Smith's Annual Cromwell Day Series to Explore Science, Race and the Historical Contributions of Minorities
NORTHAMPTON, Mass.—When Otelia Cromwell graduated from Smith College in 1900, becoming the first African American to do so, she helped open the door for minorities seeking access to high-quality education.
But in more than a century since she collected her diploma, despite general progress by minority populations in accessing education, and despite their countless contributions to science, art, and our cultural canon, minorities — particularly African Americans — are inordinately under-represented in the historical record.
This year’s Otelia Cromwell Day series of lectures and workshops, with the theme “Science, Race, and Society,” explores the ethics of science and ways in which racial discrimination has resulted in exclusion from recognition of minorities in our country’s scientific history. The series also analyzes ethical issues around the term “race,” such as how it has been, and continues to be, defined and characterized in a variety of ways by philosophers, scientists and social historians.
All Otelia Cromwell events are free, open to the public and wheelchair-accessible. Attendees who need disability accommodations or sign language interpretation should call (413) 585-2071 (voice or TTY), or send e-mail to ODS@smith.edu. The following events are planned:
TUESDAY, NOV. 7
7:30 p.m., Weinstein Auditorium, Wright Hall

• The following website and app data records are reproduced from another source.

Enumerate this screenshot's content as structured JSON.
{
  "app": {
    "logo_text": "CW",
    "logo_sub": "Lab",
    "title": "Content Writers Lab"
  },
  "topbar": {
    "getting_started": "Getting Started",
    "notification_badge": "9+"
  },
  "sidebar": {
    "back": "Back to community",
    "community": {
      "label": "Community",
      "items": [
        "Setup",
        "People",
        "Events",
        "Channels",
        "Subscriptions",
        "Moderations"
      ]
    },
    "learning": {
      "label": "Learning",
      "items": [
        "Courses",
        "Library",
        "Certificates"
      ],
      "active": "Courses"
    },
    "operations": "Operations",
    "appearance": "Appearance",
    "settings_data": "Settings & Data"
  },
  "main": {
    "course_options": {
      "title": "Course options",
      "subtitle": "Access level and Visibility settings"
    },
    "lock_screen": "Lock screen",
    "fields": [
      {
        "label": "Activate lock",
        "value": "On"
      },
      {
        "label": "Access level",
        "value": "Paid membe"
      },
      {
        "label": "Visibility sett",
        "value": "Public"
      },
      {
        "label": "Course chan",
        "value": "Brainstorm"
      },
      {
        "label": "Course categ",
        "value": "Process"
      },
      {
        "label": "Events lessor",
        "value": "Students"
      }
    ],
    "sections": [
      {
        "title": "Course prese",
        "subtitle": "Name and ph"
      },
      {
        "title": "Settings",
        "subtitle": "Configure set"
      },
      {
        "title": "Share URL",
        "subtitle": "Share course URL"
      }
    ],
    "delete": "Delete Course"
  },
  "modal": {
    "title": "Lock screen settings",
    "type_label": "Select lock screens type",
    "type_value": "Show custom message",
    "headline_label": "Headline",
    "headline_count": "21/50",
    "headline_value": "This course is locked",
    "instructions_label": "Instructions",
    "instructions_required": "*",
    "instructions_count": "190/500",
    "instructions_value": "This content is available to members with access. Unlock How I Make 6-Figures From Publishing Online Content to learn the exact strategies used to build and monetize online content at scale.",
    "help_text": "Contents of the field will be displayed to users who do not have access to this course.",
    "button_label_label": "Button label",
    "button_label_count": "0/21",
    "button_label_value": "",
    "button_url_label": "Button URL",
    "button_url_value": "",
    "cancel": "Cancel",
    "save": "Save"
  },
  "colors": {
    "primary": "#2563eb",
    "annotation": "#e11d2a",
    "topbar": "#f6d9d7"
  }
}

Opening panel: “The Science of Ethics and Race.” Participants Isaac Mwase, Tuskegee University National Center for Bioethics in Research and Health Care; Albert Mosley, philosophy, Smith; Alan Goodman, president, American Anthropological Association; and Robert Dorit (moderator), biological sciences, Smith, will debate the validity of defining race from biological perspectives, and the limitations of using racial concepts.
WEDNESDAY, NOV. 8
7:30 p.m., Neilson Library Browsing Room
Panel discussion: “Magical Negroes: Narrative, Identity and the Future.” Panelists, led by Andrea Hairston, professor of theater at Smith, will explore character and caricature as they contribute over time to accepted societal definitions of race and gender through repetition and iteration.
THURSDAY, NOV. 9, OTELIA CROMWELL DAY
1 p.m., Sweeney Concert Hall, Sage Hall
Keynote lecture: “Environmental Justice: The 21st Century Civil Rights Challenge of our Time.” Vernice Miller-Travis, executive director, Groundwork USA, a coalition of nonprofit organizations that help communities overcome negative environmental impact, will discuss the connectedness between environmental protection and civil rights protections for all communities in the 21st century.
2:30-4:30 p.m., McConnell Hall, Otelia Cromwell Day Workshops
Room 102: “Designer Genes: The Practice and Ethics of Reproductive Technologies.” Facilitated by Pat Shipman, biological anthropology, Pennsylvania State University, and Smith College Class of 1970, this workshop will focus on the social and political implications of recent advances in gene therapy.
Room 103: “Race, Health, and the Environment: The Gulf Coast after Katrina.” A discussion on the environmental impact of Hurricane Katrina, the government’s response, current community efforts, and ideas of ways to take action.
Room B15: “Coloring the History of Science: Reclaiming Extraordinary Contributors.” Facilitator Thomas Weiner, supervising teacher at the Smith College Campus School, will lead Campus School sixth-grade students in sharing what they learned studying “African American Contributions to American Culture.”
Room B05: “Breaking Out of the Caricature Warehouse.” Panelists will discuss ideas for discussing identity without adding to false or incomplete definitions.
FRIDAY, NOV. 10
4-6 p.m., Theater T14 (Green Room), Mendenhall Center for the Performing Arts
Readings: “Talking to Tomorrow: Black Women Speculative Writers.” Writers Nnedi Okorafor-Mbachu, Sheree Renee Thomas, Nalo Hopkinson and Nisi Shawl.
ABOUT OTELIA CROMWELL
After graduating from Smith, Otelia Cromwell became a professor and chair of the English Language and Literature Department at Miner Teachers College in Washington, D.C. The author of three books and many articles, Cromwell received an honorary degree from Smith in 1950.
Otelia Cromwell Day was established in 1989 by Smith President Emeritus Mary Maples Dunn to provide the college community with an opportunity for further education and reflection about issues of diversity and racism.
For more information, consult www.smith.edu/otelia.
Office of College
Northampton, Massachusetts 01063
T (413) 585-2190
F (413) 585-2174